Thanksgiving 

We have all gotten through the Thanksgiving meal for this year and many of you as I am are still recovering from the travel, meal, and of course family.  I love cooking for family and friends and this year was a great success. We had an organic turkey with all the staple items of a traditional meal.  Patatoes, squash, sweet patoatoes and corn.  I prepared my turkey with just a few key ingredients including garlic, salt pepper, cumin, some aromatic herbs and a mirapois of onions celery and carrots.   I finished the turkey with a basting of maple syrup I processed last winter from my maple trees on my property.  I also included in our meal a delicious cauliflower dish inspired by eastern Indian cooking and a sausage dish inspired by the old worlds of Ireland and Poland.  I added my sauerkraut I prepared from a spring crop of cabbage in this dish.  My sauerkraut is inspired from the fermentation bible – The Art of Fermentation by Sandor  Katz.   A few Caribbean inspired appetizers of plantain tostones “fritters”.  The meal was awesome and we enjoyed several days of leftovers.   I am grateful to spend holidays with love ones who enjoy eating the food I prepare.  

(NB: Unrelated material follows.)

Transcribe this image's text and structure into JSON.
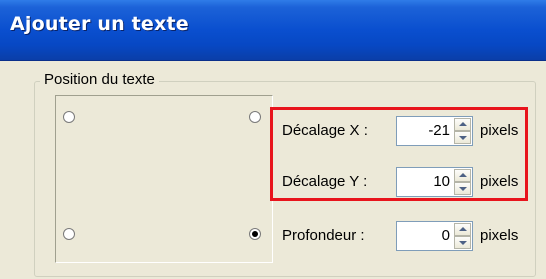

This holiday has the foundation in history as the first meal of first people with the pilgrims.    I had a chance to visit the Plymouth Plantation in southern Massachusetts.  In this museum you can learn about these early 1600’s settlers and also of the native people who lived in southern Massachusetts.   The village has an early pioneer section and also a wampanaog Indian village.   The Natice people’s gardens are similar to the way I garden with crops interplanted and companion gardening.  You can see the three sisters design of corn, beans, and squash all planted in the same bed.  I was impressed with how the Native peoples were portrayed by authentic Native people.  This experience gave me an appreciation for our early American Indians and the pioneers with whom they shared their early meal.   History is a difficult pill to swallow and I tend to look at these holidays as a time of giving and a time be thankful and not to judge what happened over 400 years ago.   Thanksgiving dinner is about a time to share with loved ones and appreciate each other.  I am thankful and grateful this year for family, friends, and the spirit of sharing with everyone.​

Once theturkey was finished here is what it looked like just out of the oven.  ​

Advertisements

Leave a Reply

Fill in your details below or click an icon to log in:

WordPress.com Logo

You are commenting using your WordPress.com account. Log Out / Change )

Twitter picture

You are commenting using your Twitter account. Log Out / Change )

Facebook photo

You are commenting using your Facebook account. Log Out / Change )

Google+ photo

You are commenting using your Google+ account. Log Out / Change )

Connecting to %s